Nancy didn’t go to the same high school as Paco, something he knew immediately when he saw her red hair; she was a guera, someone who was Mexican but looked white. The two quickly start dating and fall profoundly in love, a connection far deeper than typical teenage infatuation. They come from distant worlds, though—Paco is an altar boy with a keenly inquisitive theological mind; his closest friend is a priest; and he intends to enter a seminary one day. Nancy comes from a family with connections to the nefarious underworld of crime. She was once a shiftless teen addicted to meth, and now she rejects mainstream Roman Catholicism in favor of Santa Muerte, a cult saint adopted by many Mexicans in explicit rejection of a Christianity they feel was imposed by European imperialists. Paco has no trouble accepting her sordid past but wrestles with what he sees as a lack of spiritual devotion and the possibility that his love for Nancy forecloses any attempt to fully answer his religious calling. Nancy, on the other hand, is frustrated that Paco thoughtlessly accepts a religious heritage foisted upon his people and interprets his attachment to it as evidence of intellectual dogmatism. Huerta (Broken Brain: Surviving a Traumatic Brain Injury, 2014) starts his engrossing novel by revealing that Nancy somehow died and that Paco left. Now a priest has come to town to investigate the case, though it’s initially unclear why. An acquaintance of Paco’s from school—Esteban—relates the story to Father Willy, who is apparently intent on discerning whether Paco’s devotion to Catholicism survived the loss of his love. Huerta adroitly explores the racial and cultural schisms that characterize the Mexican community—a history of miscegenation and colonial conquest necessarily produced a diffuse cultural identity. He also deftly captures without sentimentality a world caught between squalor and spirituality, where both degradation and transcendence are equally possible.

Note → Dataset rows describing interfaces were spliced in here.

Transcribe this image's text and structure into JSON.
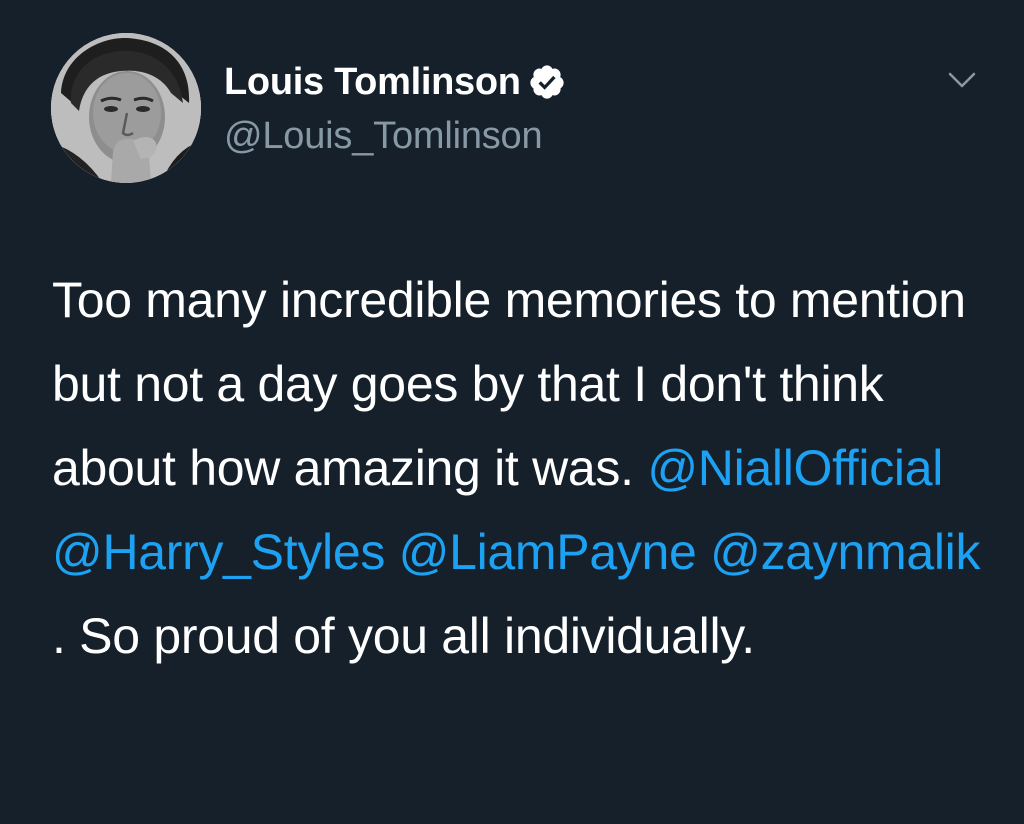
{
  "author": {
    "display_name": "Louis Tomlinson",
    "handle": "@Louis_Tomlinson",
    "verified": true,
    "avatar_icon": "profile-photo"
  },
  "menu": {
    "icon": "chevron-down-icon"
  },
  "tweet": {
    "text_before_mentions": "Too many incredible memories to mention but not a day goes by that I don't think about how amazing it was.",
    "mentions": [
      "@NiallOfficial",
      "@Harry_Styles",
      "@LiamPayne",
      "@zaynmalik"
    ],
    "text_after_mentions": ". So proud of you all individually."
  },
  "colors": {
    "background": "#15202b",
    "text": "#ffffff",
    "secondary_text": "#8899a6",
    "mention": "#1da1f2",
    "verified_badge": "#ffffff"
  }
}
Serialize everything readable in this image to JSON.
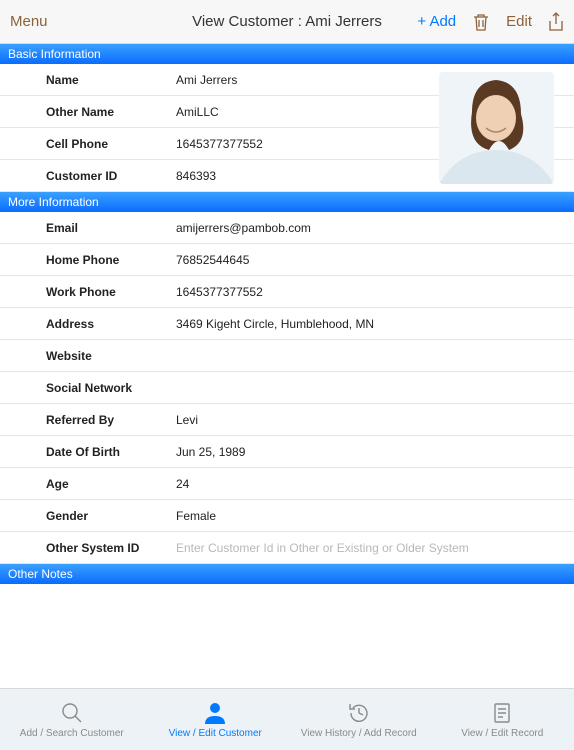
{
  "navbar": {
    "menu": "Menu",
    "title": "View Customer : Ami Jerrers",
    "add": "+ Add",
    "edit": "Edit"
  },
  "sections": {
    "basic": {
      "header": "Basic Information",
      "fields": {
        "name_label": "Name",
        "name_value": "Ami Jerrers",
        "other_name_label": "Other Name",
        "other_name_value": "AmiLLC",
        "cell_phone_label": "Cell Phone",
        "cell_phone_value": "1645377377552",
        "customer_id_label": "Customer ID",
        "customer_id_value": "846393"
      }
    },
    "more": {
      "header": "More Information",
      "fields": {
        "email_label": "Email",
        "email_value": "amijerrers@pambob.com",
        "home_phone_label": "Home Phone",
        "home_phone_value": "76852544645",
        "work_phone_label": "Work Phone",
        "work_phone_value": "1645377377552",
        "address_label": "Address",
        "address_value": "3469 Kigeht Circle, Humblehood, MN",
        "website_label": "Website",
        "website_value": "",
        "social_label": "Social Network",
        "social_value": "",
        "referred_label": "Referred By",
        "referred_value": "Levi",
        "dob_label": "Date Of Birth",
        "dob_value": "Jun 25, 1989",
        "age_label": "Age",
        "age_value": "24",
        "gender_label": "Gender",
        "gender_value": "Female",
        "other_sys_label": "Other System ID",
        "other_sys_placeholder": "Enter Customer Id in Other or Existing or Older System"
      }
    },
    "notes": {
      "header": "Other Notes"
    }
  },
  "tabs": {
    "t1": "Add / Search Customer",
    "t2": "View / Edit Customer",
    "t3": "View History / Add Record",
    "t4": "View / Edit Record"
  }
}
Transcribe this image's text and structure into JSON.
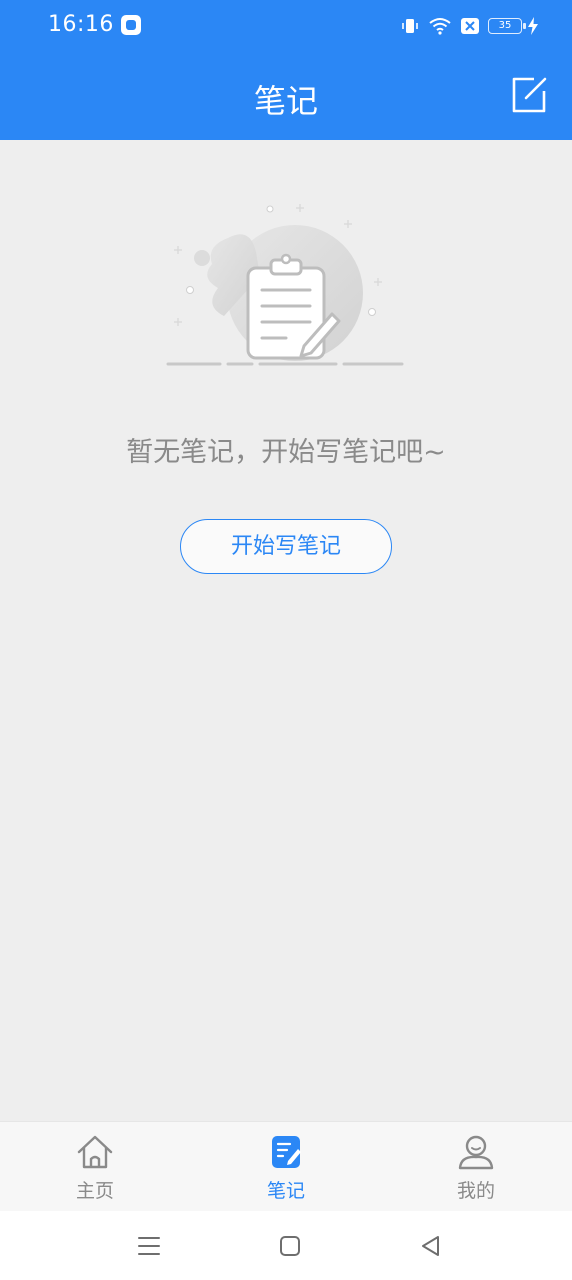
{
  "status_bar": {
    "time": "16:16",
    "battery_level": "35"
  },
  "header": {
    "title": "笔记"
  },
  "empty_state": {
    "message": "暂无笔记，开始写笔记吧~",
    "button_label": "开始写笔记"
  },
  "tabs": [
    {
      "label": "主页",
      "icon": "home-icon",
      "active": false
    },
    {
      "label": "笔记",
      "icon": "note-icon",
      "active": true
    },
    {
      "label": "我的",
      "icon": "user-icon",
      "active": false
    }
  ],
  "colors": {
    "primary": "#2b87f5",
    "background": "#eeeeee",
    "text_muted": "#8a8a8a"
  }
}
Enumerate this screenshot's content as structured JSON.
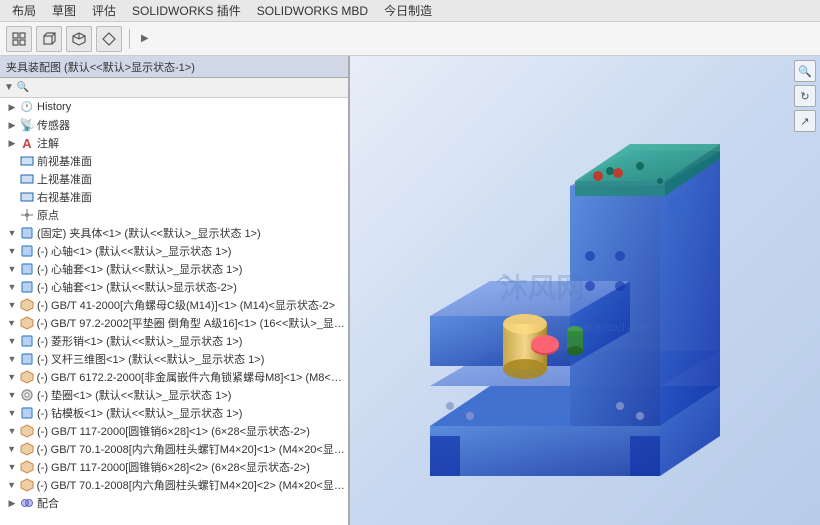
{
  "menubar": {
    "items": [
      "布局",
      "草图",
      "评估",
      "SOLIDWORKS 插件",
      "SOLIDWORKS MBD",
      "今日制造"
    ]
  },
  "toolbar": {
    "buttons": [
      "grid",
      "box",
      "cube",
      "diamond"
    ]
  },
  "panel": {
    "header": "夹具装配图 (默认<<默认>显示状态-1>)",
    "tree": [
      {
        "id": "history",
        "indent": 1,
        "expand": false,
        "icon": "clock",
        "label": "History",
        "type": "history"
      },
      {
        "id": "sensor",
        "indent": 1,
        "expand": false,
        "icon": "sensor",
        "label": "传感器",
        "type": "sensor"
      },
      {
        "id": "annotation",
        "indent": 1,
        "expand": false,
        "icon": "A",
        "label": "注解",
        "type": "annotation"
      },
      {
        "id": "front",
        "indent": 1,
        "expand": false,
        "icon": "plane",
        "label": "前视基准面",
        "type": "plane"
      },
      {
        "id": "top",
        "indent": 1,
        "expand": false,
        "icon": "plane",
        "label": "上视基准面",
        "type": "plane"
      },
      {
        "id": "right",
        "indent": 1,
        "expand": false,
        "icon": "plane",
        "label": "右视基准面",
        "type": "plane"
      },
      {
        "id": "origin",
        "indent": 1,
        "expand": false,
        "icon": "origin",
        "label": "原点",
        "type": "origin"
      },
      {
        "id": "comp1",
        "indent": 1,
        "expand": true,
        "icon": "comp",
        "label": "(固定) 夹具体<1> (默认<<默认>_显示状态 1>)",
        "type": "component"
      },
      {
        "id": "comp2",
        "indent": 1,
        "expand": true,
        "icon": "comp",
        "label": "(-) 心轴<1> (默认<<默认>_显示状态 1>)",
        "type": "component",
        "suppressed": false
      },
      {
        "id": "comp3",
        "indent": 1,
        "expand": true,
        "icon": "comp",
        "label": "(-) 心轴套<1> (默认<<默认>_显示状态 1>)",
        "type": "component"
      },
      {
        "id": "comp4",
        "indent": 1,
        "expand": true,
        "icon": "comp",
        "label": "(-) 心轴套<1> (默认<<默认>显示状态-2>)",
        "type": "component"
      },
      {
        "id": "comp5",
        "indent": 1,
        "expand": true,
        "icon": "fastener",
        "label": "(-) GB/T 41-2000[六角螺母C级(M14)]<1> (M14)<显示状态-2>",
        "type": "fastener"
      },
      {
        "id": "comp6",
        "indent": 1,
        "expand": true,
        "icon": "fastener",
        "label": "(-) GB/T 97.2-2002[平垫圈 倒角型 A级16]<1> (16<<默认>_显示状态...",
        "type": "fastener"
      },
      {
        "id": "comp7",
        "indent": 1,
        "expand": true,
        "icon": "comp",
        "label": "(-) 菱形销<1> (默认<<默认>_显示状态 1>)",
        "type": "component"
      },
      {
        "id": "comp8",
        "indent": 1,
        "expand": true,
        "icon": "comp",
        "label": "(-) 叉杆三维图<1> (默认<<默认>_显示状态 1>)",
        "type": "component"
      },
      {
        "id": "comp9",
        "indent": 1,
        "expand": true,
        "icon": "fastener",
        "label": "(-) GB/T 6172.2-2000[非金属嵌件六角锁紧螺母M8]<1> (M8<显示状...",
        "type": "fastener"
      },
      {
        "id": "comp10",
        "indent": 1,
        "expand": true,
        "icon": "ring",
        "label": "(-) 垫圈<1> (默认<<默认>_显示状态 1>)",
        "type": "ring"
      },
      {
        "id": "comp11",
        "indent": 1,
        "expand": true,
        "icon": "comp",
        "label": "(-) 钻模板<1> (默认<<默认>_显示状态 1>)",
        "type": "component"
      },
      {
        "id": "comp12",
        "indent": 1,
        "expand": true,
        "icon": "fastener",
        "label": "(-) GB/T 117-2000[圆锥销6×28]<1> (6×28<显示状态-2>)",
        "type": "fastener"
      },
      {
        "id": "comp13",
        "indent": 1,
        "expand": true,
        "icon": "fastener",
        "label": "(-) GB/T 70.1-2008[内六角圆柱头螺钉M4×20]<1> (M4×20<显示状态-...",
        "type": "fastener"
      },
      {
        "id": "comp14",
        "indent": 1,
        "expand": true,
        "icon": "fastener",
        "label": "(-) GB/T 117-2000[圆锥销6×28]<2> (6×28<显示状态-2>)",
        "type": "fastener"
      },
      {
        "id": "comp15",
        "indent": 1,
        "expand": true,
        "icon": "fastener",
        "label": "(-) GB/T 70.1-2008[内六角圆柱头螺钉M4×20]<2> (M4×20<显示状态-...",
        "type": "fastener"
      },
      {
        "id": "mate",
        "indent": 1,
        "expand": false,
        "icon": "mate",
        "label": "配合",
        "type": "mate"
      }
    ]
  },
  "viewport": {
    "watermark": "沐风网",
    "watermark_url": "www.mfcad.com",
    "right_icons": [
      "🔍",
      "🔄",
      "↗"
    ]
  }
}
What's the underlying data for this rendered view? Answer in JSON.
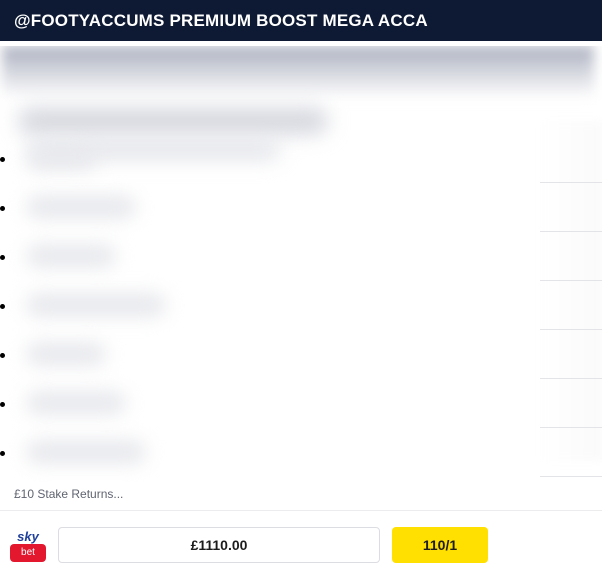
{
  "header": {
    "title": "@FOOTYACCUMS PREMIUM BOOST MEGA ACCA"
  },
  "selections": {
    "count": 7,
    "content_state": "blurred"
  },
  "stake": {
    "label": "£10 Stake Returns..."
  },
  "bet": {
    "bookmaker_logo_top": "sky",
    "bookmaker_logo_bottom": "bet",
    "returns": "£1110.00",
    "odds": "110/1"
  },
  "colors": {
    "header_bg": "#0e1a33",
    "odds_button_bg": "#ffe000",
    "logo_red": "#e3172e",
    "logo_blue": "#1f3f9a"
  }
}
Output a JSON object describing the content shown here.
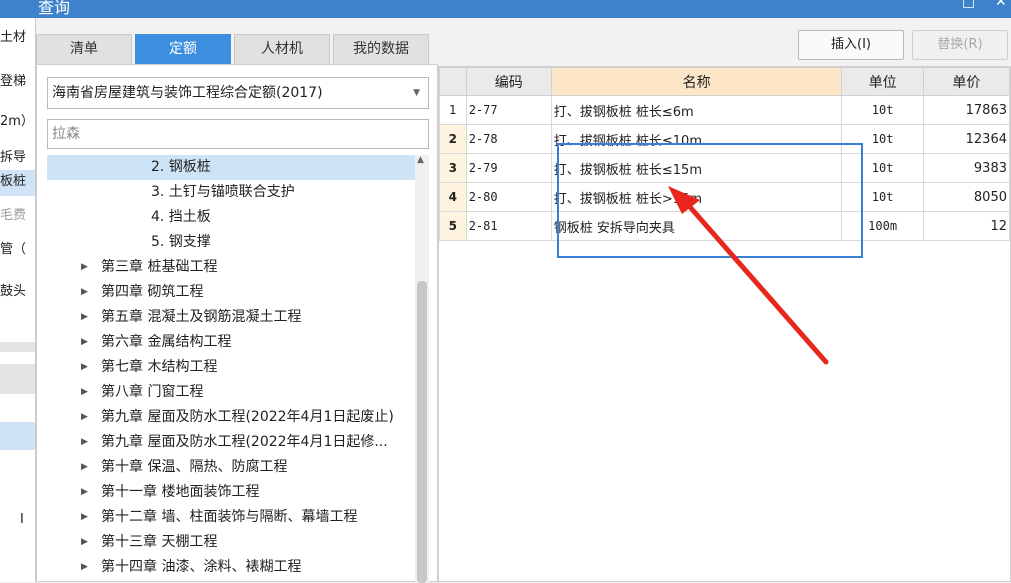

A thoughtful, moving tale about adolescent love and spirituality.